Every record should be written out again in full, with no character altered.

> Record extracts
_ _ _ _
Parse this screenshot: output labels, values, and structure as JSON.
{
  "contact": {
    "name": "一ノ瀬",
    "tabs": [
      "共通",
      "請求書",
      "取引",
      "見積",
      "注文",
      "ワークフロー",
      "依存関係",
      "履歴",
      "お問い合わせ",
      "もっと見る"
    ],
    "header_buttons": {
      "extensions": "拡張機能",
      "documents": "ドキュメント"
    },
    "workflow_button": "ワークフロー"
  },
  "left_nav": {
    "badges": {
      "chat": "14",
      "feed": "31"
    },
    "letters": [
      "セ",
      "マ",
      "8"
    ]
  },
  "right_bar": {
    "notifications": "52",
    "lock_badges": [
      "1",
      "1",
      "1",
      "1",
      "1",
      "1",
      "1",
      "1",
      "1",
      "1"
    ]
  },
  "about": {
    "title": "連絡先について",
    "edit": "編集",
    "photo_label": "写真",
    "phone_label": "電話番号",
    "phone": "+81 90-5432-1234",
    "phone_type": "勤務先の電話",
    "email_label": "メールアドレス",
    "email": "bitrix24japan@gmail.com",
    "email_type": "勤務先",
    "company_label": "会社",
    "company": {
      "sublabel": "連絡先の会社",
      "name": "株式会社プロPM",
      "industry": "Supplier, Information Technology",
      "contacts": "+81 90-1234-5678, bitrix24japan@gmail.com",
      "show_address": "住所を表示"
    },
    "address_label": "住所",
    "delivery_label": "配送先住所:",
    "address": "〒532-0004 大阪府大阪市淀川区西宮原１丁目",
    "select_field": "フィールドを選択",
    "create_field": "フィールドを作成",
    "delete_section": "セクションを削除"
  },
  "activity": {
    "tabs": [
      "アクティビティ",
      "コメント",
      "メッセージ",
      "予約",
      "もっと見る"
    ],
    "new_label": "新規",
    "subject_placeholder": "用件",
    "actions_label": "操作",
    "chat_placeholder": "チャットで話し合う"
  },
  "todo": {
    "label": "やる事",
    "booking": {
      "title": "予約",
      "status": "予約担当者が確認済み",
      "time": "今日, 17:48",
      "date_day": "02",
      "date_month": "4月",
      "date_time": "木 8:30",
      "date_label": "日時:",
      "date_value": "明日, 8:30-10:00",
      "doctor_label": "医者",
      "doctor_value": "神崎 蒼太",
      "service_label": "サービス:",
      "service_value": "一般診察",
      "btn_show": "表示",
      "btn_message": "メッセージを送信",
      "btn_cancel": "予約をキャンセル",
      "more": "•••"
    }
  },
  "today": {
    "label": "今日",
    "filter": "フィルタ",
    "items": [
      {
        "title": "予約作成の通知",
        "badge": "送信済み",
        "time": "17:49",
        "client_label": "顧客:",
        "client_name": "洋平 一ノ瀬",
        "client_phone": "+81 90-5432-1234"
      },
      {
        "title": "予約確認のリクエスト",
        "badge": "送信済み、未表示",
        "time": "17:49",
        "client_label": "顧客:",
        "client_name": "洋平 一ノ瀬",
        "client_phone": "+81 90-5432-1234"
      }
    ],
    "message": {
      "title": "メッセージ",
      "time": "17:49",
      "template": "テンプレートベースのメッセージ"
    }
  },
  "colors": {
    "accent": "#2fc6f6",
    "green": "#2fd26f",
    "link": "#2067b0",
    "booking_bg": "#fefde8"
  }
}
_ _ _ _
> Response area
Parse this screenshot: output labels, values, and structure as JSON.
{
  "contact": {
    "name": "一ノ瀬",
    "tabs": [
      "共通",
      "請求書",
      "取引",
      "見積",
      "注文",
      "ワークフロー",
      "依存関係",
      "履歴",
      "お問い合わせ",
      "もっと見る"
    ],
    "header_buttons": {
      "extensions": "拡張機能",
      "documents": "ドキュメント"
    },
    "workflow_button": "ワークフロー"
  },
  "left_nav": {
    "badges": {
      "chat": "14",
      "feed": "31"
    },
    "letters": [
      "セ",
      "マ",
      "8"
    ]
  },
  "right_bar": {
    "notifications": "52",
    "lock_badges": [
      "1",
      "1",
      "1",
      "1",
      "1",
      "1",
      "1",
      "1",
      "1",
      "1"
    ]
  },
  "about": {
    "title": "連絡先について",
    "edit": "編集",
    "photo_label": "写真",
    "phone_label": "電話番号",
    "phone": "+81 90-5432-1234",
    "phone_type": "勤務先の電話",
    "email_label": "メールアドレス",
    "email": "bitrix24japan@gmail.com",
    "email_type": "勤務先",
    "company_label": "会社",
    "company": {
      "sublabel": "連絡先の会社",
      "name": "株式会社プロPM",
      "industry": "Supplier, Information Technology",
      "contacts": "+81 90-1234-5678, bitrix24japan@gmail.com",
      "show_address": "住所を表示"
    },
    "address_label": "住所",
    "delivery_label": "配送先住所:",
    "address": "〒532-0004 大阪府大阪市淀川区西宮原１丁目",
    "select_field": "フィールドを選択",
    "create_field": "フィールドを作成",
    "delete_section": "セクションを削除"
  },
  "activity": {
    "tabs": [
      "アクティビティ",
      "コメント",
      "メッセージ",
      "予約",
      "もっと見る"
    ],
    "new_label": "新規",
    "subject_placeholder": "用件",
    "actions_label": "操作",
    "chat_placeholder": "チャットで話し合う"
  },
  "todo": {
    "label": "やる事",
    "booking": {
      "title": "予約",
      "status": "予約担当者が確認済み",
      "time": "今日, 17:48",
      "date_day": "02",
      "date_month": "4月",
      "date_time": "木 8:30",
      "date_label": "日時:",
      "date_value": "明日, 8:30-10:00",
      "doctor_label": "医者",
      "doctor_value": "神崎 蒼太",
      "service_label": "サービス:",
      "service_value": "一般診察",
      "btn_show": "表示",
      "btn_message": "メッセージを送信",
      "btn_cancel": "予約をキャンセル",
      "more": "•••"
    }
  },
  "today": {
    "label": "今日",
    "filter": "フィルタ",
    "items": [
      {
        "title": "予約作成の通知",
        "badge": "送信済み",
        "time": "17:49",
        "client_label": "顧客:",
        "client_name": "洋平 一ノ瀬",
        "client_phone": "+81 90-5432-1234"
      },
      {
        "title": "予約確認のリクエスト",
        "badge": "送信済み、未表示",
        "time": "17:49",
        "client_label": "顧客:",
        "client_name": "洋平 一ノ瀬",
        "client_phone": "+81 90-5432-1234"
      }
    ],
    "message": {
      "title": "メッセージ",
      "time": "17:49",
      "template": "テンプレートベースのメッセージ"
    }
  },
  "colors": {
    "accent": "#2fc6f6",
    "green": "#2fd26f",
    "link": "#2067b0",
    "booking_bg": "#fefde8"
  }
}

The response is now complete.